Naively, Paul and I wanted the boys to attend our local primary school with children from our area and their local friends. But it quickly became apparent this wasn’t going to work. Schools that could meet the boys' needs were few and far between.


There was a National Autistic Society school in our village but they didn’t accept pupils until age seven. So, we ended up transporting the boys over 45 minutes each way to a special needs school outside our local authority, within a small setting that specialises in ASD.


We were having difficulties with the school and as the boys were approaching their seventh birthday we could apply to the local National Autistic Society school just up the road from us. It's ideal; should the boys have a seizure it’s close by and they would be educated in their local area and with a specialist team. Changing the boys to the local school wasn't an easy task but with support from the National Autistic Society helpline, after two years we eventually settled them into their new school.


"The new, local school proved to be the best thing ever for the boys."

Lucas and Levi love it at school. The staff are so caring and supportive. They are amazing with the boys and great at managing their complex epilepsy.


Our campaign for medical cannabis


We now face our biggest challenge to date - campaigning for medical cannabis to help our boys' epilepsy.



We have a major fight on our hands because new legislation makes it very difficult to obtain medical cannabis in the UK. You can follow our pioneering campaign on social media - we're keeping it all up to date with the latest news and achievements.


Please follow our social media accounts here:


Instagram: instagram.com/michaelatwalbrice and instagram.com/paulatwalbrice

Facebook: facebook.com/LeviLucas2006/

Twitter: twitter.com/LeviandLucas



Our life with Levi and Lucas is like living on a rollercoaster but we wouldn’t have it any other way. Looking after autistic children with complex additional needs is very hard work, but with the right support and advice it's so much easier.


Now, in addition to the boys we have also adopted another set of twins called Lotan

and Lance - we’ll return to Daddy & Dad to talk about that next time!

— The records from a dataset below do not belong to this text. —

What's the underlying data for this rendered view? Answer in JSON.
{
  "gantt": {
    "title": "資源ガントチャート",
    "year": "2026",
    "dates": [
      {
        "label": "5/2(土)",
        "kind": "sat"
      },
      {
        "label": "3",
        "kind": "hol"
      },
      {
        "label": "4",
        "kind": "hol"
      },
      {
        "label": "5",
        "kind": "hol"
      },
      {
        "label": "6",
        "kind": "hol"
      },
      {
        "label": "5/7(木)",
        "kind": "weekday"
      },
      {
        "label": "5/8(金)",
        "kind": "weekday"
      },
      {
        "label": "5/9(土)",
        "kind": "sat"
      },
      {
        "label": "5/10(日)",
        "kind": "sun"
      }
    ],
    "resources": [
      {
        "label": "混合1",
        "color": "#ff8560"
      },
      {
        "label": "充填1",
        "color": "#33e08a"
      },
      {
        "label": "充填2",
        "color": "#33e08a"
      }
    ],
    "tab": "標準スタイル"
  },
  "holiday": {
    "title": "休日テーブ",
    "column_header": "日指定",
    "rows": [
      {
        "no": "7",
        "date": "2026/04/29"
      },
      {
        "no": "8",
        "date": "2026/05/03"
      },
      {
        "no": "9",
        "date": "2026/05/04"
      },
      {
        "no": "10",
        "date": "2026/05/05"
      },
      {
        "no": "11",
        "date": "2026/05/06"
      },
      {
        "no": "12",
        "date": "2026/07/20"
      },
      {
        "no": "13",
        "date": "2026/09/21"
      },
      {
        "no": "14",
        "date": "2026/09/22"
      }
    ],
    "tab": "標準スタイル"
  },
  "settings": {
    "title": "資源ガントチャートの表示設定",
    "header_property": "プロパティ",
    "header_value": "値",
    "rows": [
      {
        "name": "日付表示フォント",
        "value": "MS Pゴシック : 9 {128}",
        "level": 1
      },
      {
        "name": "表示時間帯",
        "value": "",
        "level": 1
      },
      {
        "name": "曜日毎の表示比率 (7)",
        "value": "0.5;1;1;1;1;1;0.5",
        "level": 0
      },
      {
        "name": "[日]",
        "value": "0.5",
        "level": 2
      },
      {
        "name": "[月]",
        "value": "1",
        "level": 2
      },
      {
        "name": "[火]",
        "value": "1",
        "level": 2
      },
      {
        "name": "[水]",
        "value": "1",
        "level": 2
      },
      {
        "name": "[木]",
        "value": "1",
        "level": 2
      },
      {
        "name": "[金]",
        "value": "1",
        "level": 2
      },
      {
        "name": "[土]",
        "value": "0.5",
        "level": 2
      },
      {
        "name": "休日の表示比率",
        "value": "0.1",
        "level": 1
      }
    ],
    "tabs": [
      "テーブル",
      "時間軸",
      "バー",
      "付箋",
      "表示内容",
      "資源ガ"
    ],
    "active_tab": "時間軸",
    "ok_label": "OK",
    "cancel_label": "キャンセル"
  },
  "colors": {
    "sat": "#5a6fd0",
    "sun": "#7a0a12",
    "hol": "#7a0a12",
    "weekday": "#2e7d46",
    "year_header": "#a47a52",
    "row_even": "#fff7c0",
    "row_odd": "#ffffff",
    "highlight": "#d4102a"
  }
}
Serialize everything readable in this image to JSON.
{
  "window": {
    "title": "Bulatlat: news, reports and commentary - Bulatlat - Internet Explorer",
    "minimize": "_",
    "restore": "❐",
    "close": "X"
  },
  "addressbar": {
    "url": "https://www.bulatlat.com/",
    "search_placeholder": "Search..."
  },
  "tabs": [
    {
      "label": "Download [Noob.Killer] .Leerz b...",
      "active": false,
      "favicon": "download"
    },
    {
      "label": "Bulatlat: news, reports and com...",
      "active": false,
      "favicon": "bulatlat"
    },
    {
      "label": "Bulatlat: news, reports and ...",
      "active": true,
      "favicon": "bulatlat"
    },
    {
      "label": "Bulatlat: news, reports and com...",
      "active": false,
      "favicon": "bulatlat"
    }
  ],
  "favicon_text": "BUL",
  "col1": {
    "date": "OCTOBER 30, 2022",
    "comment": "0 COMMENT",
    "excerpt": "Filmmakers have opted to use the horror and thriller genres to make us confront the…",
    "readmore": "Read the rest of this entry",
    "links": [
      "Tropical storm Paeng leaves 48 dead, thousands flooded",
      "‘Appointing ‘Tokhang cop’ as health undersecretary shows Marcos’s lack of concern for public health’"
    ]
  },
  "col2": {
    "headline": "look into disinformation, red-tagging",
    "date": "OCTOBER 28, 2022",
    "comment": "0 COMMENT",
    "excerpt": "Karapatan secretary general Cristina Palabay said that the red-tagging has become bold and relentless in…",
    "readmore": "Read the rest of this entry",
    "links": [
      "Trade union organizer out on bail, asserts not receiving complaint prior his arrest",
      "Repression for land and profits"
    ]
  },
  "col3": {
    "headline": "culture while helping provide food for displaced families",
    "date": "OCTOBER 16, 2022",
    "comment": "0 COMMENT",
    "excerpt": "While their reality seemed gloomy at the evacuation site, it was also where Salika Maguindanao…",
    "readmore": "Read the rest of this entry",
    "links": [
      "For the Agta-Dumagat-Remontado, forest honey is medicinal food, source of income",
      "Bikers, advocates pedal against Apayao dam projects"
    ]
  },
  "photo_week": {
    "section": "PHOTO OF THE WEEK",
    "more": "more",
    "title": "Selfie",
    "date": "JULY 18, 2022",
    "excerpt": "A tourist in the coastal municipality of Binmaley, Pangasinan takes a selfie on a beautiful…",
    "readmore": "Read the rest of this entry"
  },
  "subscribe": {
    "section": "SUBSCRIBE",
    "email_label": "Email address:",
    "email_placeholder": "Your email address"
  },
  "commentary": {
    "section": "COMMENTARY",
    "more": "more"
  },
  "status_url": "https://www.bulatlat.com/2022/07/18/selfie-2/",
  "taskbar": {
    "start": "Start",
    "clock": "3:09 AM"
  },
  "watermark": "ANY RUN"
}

We’d like to dedicated this to our wonderful, strong beautiful boys, Levi and Lucas x



Working with

Gay dads | gay adoption | gay adopting | can gays adopt | can gay people adopt 

CCR-Certified-350px-Clear.png